Carolinas HealthCare System

Health Information - Test

Search Health Information   
 

Growth hormone test

Definition

The growth hormone test measures the amount of growth hormone in the blood.

Alternative Names

GH

How the test is performed

A blood sample is needed. For information on how this is done, see: Venipuncture

How to prepare for the test

Your doctor may give you special instructions about what you can or cannot eat before the test.

How the test will feel

When the needle is inserted to draw blood, some people feel moderate pain, while others feel only a prick or stinging sensation. Afterward, there may be some throbbing.

Why the test is performed
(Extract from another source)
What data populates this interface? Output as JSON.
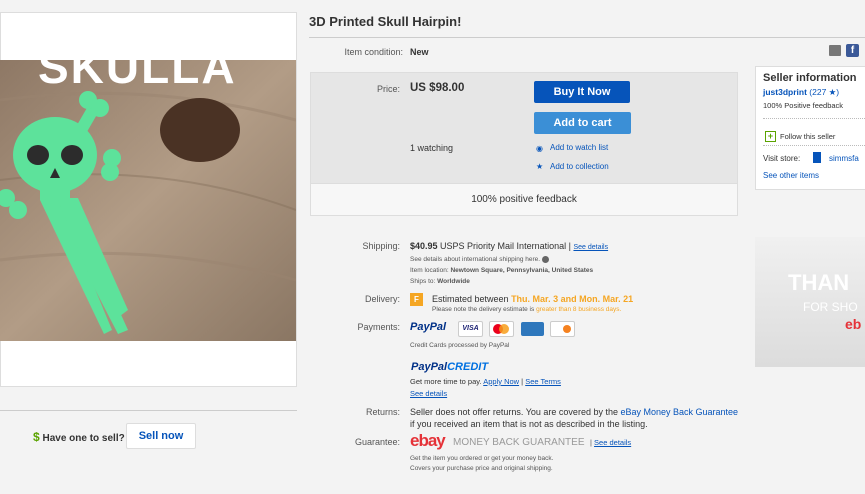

Growth hormone is released from an area just below the brain called the anterior pituitary gland.

  • Too much growth hormone can cause abnormal growth patterns called acromegaly in adults and gigantism in children.
  • Too little growth hormone can cause a slow or flat rate of growth in children, and changes in muscle mass, cholesterol levels, and bone strength in adults.

The growth hormone test may be used to monitor response to acromegaly treatment.

Different tests are used to diagnose growth problems:

  • GHRH or GHRH-arginine stimulation (to help diagnose a lack of growth hormone)
  • Growth hormone stimulation test
  • IGF-1 levels
  • Oral glucose tolerance suppression (to help diagnose too much growth hormone)

Normal Values

The normal range for growth hormone levels is typically:

  • 1 - 9 ng/mL (male)
  • 1 - 16 ng/mL (female)

GH is released in pulses. A higher level may be normal if the blood was drawn during a pulse. A lower level may be normal if the blood was drawn around the end of a pulse.

Normal value ranges may vary slightly among different laboratories. Talk to your doctor about the meaning of your specific test results.

What abnormal results mean

High levels of growth hormone may indicate:

Low levels of growth hormone may indicate:

  • Growth hormone deficiency
  • Hypopituitarism (low function of the pituitary gland)

What the risks are

Veins and arteries vary in size from one patient to another and from one side of the body to the other. Obtaining a blood sample from some people may be more difficult than from others.

Other risks associated with having blood drawn are slight but may include:

  • Excessive bleeding
  • Fainting or feeling light-headed
  • Hematoma (blood accumulating under the skin)
  • Infection (a slight risk any time the skin is broken)

References

Melmed S, Kleinberg D. Pituitary masses and tumors. In: Melmed S, Polonsky KS, Larsen PR, Kronenberg HM, eds. Williams Textbook of Endocrinology. 12th ed. Philadelphia, PA: Saunders Elsevier; 2011: chap 9.

Molitch ME. Anterior pituitary. In: Goldman L, Schafer AI, eds. Cecil Medicine. 24th ed. Philadelphia, Pa: Saunders Elsevier; 2011:chap 231.

Hosono H, Cohen P. Hyperpituitarism, tall stature, and overgrowth syndromes. In: Klliegman RM, Stanton B, St. Geme J, Schor N, Behrman RE, eds. Nelson Textbook of Pediatrics. 19th ed. Philadelphia, Pa: Saunders Elsevier; 2011:chap 554.


Review Date: 5/31/2012
Reviewed By: Shehzad Topiwala, MD, Chief Consultant Endocrinologist, Premier Medical Associates, The Villages, FL. Review provided by VeriMed Healthcare Network. Also reviewed by David Zieve, MD, MHA, Medical Director, A.D.A.M. Health Solutions, Ebix, Inc.
The information provided herein should not be used during any medical emergency or for the diagnosis or treatment of any medical condition. A licensed medical professional should be consulted for diagnosis and treatment of any and all medical conditions. Call 911 for all medical emergencies. Links to other sites are provided for information only -- they do not constitute endorsements of those other sites. © 1997- A.D.A.M., Inc. Any duplication or distribution of the information contained herein is strictly prohibited.
adam.com
 
About Carolinas HealthCare System
Who We Are
Leadership
Community Benefit
Corporate Financial Information
Diversity & Inclusion
Annual Report
Foundation
Patient Links
Pay Your Bill
Hospital Pre-Registration
Patient Rights
Privacy Policy
Financial Assistance
Quality & Value Reports
Insurance
Careers
Join Carolinas HealthCare System
Physician Careers

For Employees
Carolinas Connect
Connect with Us
Watch Carolinas HealthCare on YoutubeFollow Carolinas HealthCare on TwitterLike Carolinas HealthCare on FacebookContact Carolinas HealthCareJoin Carolinas HealthCare on LinkedInGo to our mobile website.